DIRECTIONS FOR THIS TASK - Would you restate every entry that follows, word for word, and leave out the pictures?

********

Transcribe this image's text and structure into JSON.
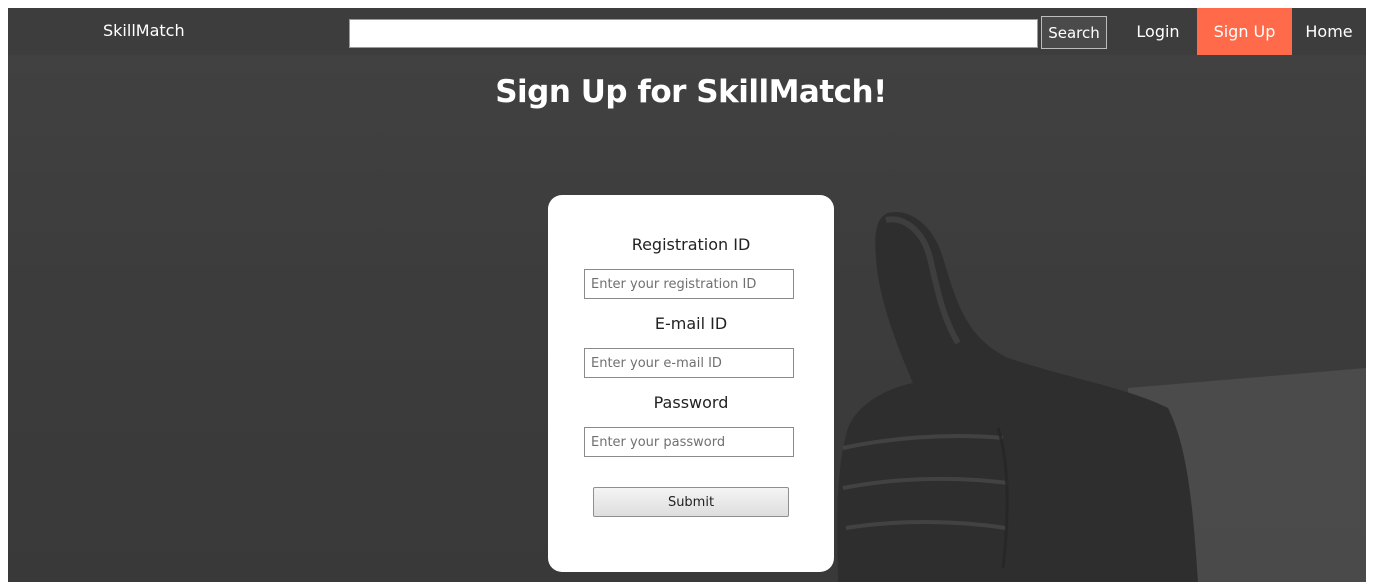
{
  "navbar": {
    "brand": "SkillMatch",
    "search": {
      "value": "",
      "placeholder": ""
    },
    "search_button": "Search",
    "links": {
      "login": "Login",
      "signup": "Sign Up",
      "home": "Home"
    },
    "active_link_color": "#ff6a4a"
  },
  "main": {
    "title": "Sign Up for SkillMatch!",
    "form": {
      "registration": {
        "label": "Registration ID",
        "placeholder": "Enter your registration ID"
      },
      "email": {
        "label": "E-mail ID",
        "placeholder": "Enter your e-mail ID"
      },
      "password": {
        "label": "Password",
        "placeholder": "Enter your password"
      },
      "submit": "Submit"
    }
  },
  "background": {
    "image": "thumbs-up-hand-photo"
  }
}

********

TASK RESPONSE -
Transcribe this image's text and structure into JSON.
{
  "navbar": {
    "brand": "SkillMatch",
    "search": {
      "value": "",
      "placeholder": ""
    },
    "search_button": "Search",
    "links": {
      "login": "Login",
      "signup": "Sign Up",
      "home": "Home"
    },
    "active_link_color": "#ff6a4a"
  },
  "main": {
    "title": "Sign Up for SkillMatch!",
    "form": {
      "registration": {
        "label": "Registration ID",
        "placeholder": "Enter your registration ID"
      },
      "email": {
        "label": "E-mail ID",
        "placeholder": "Enter your e-mail ID"
      },
      "password": {
        "label": "Password",
        "placeholder": "Enter your password"
      },
      "submit": "Submit"
    }
  },
  "background": {
    "image": "thumbs-up-hand-photo"
  }
}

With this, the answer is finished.